Like most NoSQL systems, the Oracle NoSQL database does not support joins. It only supports simple read, write, update, and delete operations on key-value pairs.
The Oracle NoSQL database actually has a more subtle data model than simple key-value pairs. In particular, the key is broken down into a “major key path” and “minor key path” where all keys with the same “major key path” are guaranteed to be stored on the same physical node. I expect that the way minor keys will be used in the Oracle NoSQL database will map directly to the way column families are used in Bigtable, HBase and Cassandra. Rather than trying to gather together every possible attribute about a key in a giant “value” for the single key-value pair, you can separate them into separate key-value pairs where the “major key path” is the same for all the keys in the set of key-value pairs, but the “minor key path” will be different. This is similar to how column families for the same key in Bigtable, HBase, and Cassandra can also be stored separately. Personally, I find the major and minor key path model to be more elegant than the column family model (I have ranted against column-families in the past).
Like most NoSQL systems, the Oracle NoSQL database is not ACID compliant. Besides the durability and consistency tradeoffs mentioned above, the Oracle NoSQL database also does not support arbitrary atomic transactions (the A in ACID). However, it does support atomic operations on the same key, and even allows atomic transactions on sets of keys that share the same major key path (since keys that share the same major key path are guaranteed to be stored on the same node, atomic operations can be performed without having to worry about distributed commit protocols across multiple machines).
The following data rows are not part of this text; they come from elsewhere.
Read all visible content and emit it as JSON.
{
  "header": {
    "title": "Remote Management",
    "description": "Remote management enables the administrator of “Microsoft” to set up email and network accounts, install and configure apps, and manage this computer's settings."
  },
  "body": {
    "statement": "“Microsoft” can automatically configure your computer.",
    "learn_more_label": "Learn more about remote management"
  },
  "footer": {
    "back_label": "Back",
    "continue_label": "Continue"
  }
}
The sweet spot for the Oracle NoSQL database seems to be in single-rack deployments (e.g. the Oracle Big Data appliance) with a low-latency network, so that the system can be set up to use synchronous replication while keeping latency costs of this type of replication small (and the probability of network partitions are small). Another sweet spot is for wider area deployments, but the application is able to work around reduced durability guarantees. It therefore seems to present the largest amount of competition for NoSQL databases like MongoDB which have similar sweet spots. However, the Oracle NoSQL database will need to add additional “developer-friendly” features if it wants to compete head-to-head with MongoDB. Either way, there are clearly situations where the Oracle NoSQL database will be a great fit, and I love that Oracle (in particular, the Oracle BerkeleyDB team) built this system from scratch as an interesting and technically distinct alternative to currently available NoSQL systems. I hope Oracle continues to invest in the system and the team behind it.